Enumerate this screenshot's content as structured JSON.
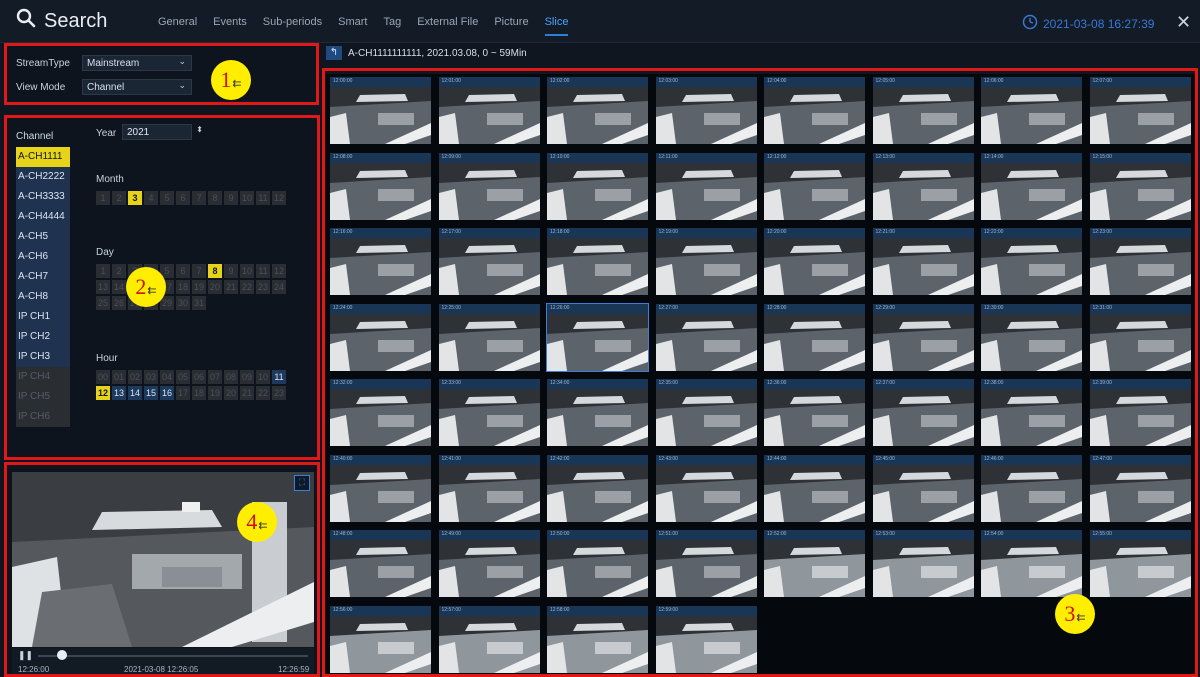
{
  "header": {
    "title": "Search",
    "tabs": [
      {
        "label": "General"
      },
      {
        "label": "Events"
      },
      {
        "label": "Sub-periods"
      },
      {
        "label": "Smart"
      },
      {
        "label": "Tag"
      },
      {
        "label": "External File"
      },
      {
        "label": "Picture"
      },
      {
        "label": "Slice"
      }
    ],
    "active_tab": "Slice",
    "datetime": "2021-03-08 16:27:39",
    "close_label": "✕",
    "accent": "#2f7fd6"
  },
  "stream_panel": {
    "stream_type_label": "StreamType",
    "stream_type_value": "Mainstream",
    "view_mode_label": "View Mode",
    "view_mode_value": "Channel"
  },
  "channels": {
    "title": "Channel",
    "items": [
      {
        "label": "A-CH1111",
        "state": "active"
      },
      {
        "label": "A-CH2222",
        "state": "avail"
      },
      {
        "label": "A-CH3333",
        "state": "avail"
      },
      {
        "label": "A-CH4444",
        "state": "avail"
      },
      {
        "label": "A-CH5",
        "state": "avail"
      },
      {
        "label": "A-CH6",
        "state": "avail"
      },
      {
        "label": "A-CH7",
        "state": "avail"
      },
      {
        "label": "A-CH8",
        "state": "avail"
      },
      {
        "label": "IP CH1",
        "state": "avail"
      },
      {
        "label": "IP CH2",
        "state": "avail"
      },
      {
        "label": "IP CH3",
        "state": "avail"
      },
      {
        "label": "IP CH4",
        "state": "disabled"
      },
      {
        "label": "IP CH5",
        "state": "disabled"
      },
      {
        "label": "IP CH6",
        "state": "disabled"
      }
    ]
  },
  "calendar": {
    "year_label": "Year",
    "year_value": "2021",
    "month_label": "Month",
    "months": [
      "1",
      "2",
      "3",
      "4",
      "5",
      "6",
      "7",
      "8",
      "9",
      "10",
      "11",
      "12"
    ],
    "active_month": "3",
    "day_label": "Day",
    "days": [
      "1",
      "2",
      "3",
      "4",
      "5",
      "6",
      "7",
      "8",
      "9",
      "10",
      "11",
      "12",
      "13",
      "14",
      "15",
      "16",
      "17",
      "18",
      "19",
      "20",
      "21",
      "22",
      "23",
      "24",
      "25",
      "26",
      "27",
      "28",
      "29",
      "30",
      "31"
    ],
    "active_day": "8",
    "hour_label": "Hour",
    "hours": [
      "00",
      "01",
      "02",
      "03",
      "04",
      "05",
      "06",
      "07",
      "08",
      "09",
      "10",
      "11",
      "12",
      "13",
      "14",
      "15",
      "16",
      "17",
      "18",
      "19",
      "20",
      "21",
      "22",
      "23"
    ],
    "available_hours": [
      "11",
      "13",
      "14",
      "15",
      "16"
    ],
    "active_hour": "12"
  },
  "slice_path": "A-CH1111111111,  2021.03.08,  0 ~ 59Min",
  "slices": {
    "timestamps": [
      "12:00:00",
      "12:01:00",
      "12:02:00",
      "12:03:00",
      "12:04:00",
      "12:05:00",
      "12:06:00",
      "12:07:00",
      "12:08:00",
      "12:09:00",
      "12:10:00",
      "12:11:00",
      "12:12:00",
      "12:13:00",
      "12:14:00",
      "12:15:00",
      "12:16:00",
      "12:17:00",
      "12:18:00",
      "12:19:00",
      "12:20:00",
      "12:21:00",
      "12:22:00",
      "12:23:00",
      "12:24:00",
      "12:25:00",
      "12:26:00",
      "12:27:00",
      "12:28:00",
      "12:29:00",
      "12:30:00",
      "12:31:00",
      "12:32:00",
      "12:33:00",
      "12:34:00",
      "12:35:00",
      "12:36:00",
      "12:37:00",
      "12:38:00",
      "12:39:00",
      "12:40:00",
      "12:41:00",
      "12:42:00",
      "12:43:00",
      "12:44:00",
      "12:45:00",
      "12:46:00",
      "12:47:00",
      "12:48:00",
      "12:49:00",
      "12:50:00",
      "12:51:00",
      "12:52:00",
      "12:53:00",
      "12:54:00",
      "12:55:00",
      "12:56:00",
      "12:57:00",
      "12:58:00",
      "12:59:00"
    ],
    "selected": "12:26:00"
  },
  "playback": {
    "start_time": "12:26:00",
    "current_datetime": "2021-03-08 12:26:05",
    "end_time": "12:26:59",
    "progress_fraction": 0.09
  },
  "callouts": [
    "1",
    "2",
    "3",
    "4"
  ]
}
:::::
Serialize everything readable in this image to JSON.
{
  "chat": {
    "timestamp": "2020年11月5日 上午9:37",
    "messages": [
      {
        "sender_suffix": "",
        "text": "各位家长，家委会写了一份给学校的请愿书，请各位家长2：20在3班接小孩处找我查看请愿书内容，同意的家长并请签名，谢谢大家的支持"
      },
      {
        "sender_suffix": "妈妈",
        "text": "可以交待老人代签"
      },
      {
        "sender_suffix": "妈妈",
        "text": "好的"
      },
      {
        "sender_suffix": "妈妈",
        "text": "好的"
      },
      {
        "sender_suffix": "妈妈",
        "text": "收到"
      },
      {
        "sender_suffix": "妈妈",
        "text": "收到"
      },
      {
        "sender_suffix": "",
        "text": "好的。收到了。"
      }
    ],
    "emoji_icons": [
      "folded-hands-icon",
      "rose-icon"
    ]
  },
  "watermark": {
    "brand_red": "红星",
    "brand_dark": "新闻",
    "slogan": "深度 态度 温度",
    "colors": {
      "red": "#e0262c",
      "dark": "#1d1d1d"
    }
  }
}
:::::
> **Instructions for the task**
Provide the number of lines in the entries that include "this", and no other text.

> **Written response**
2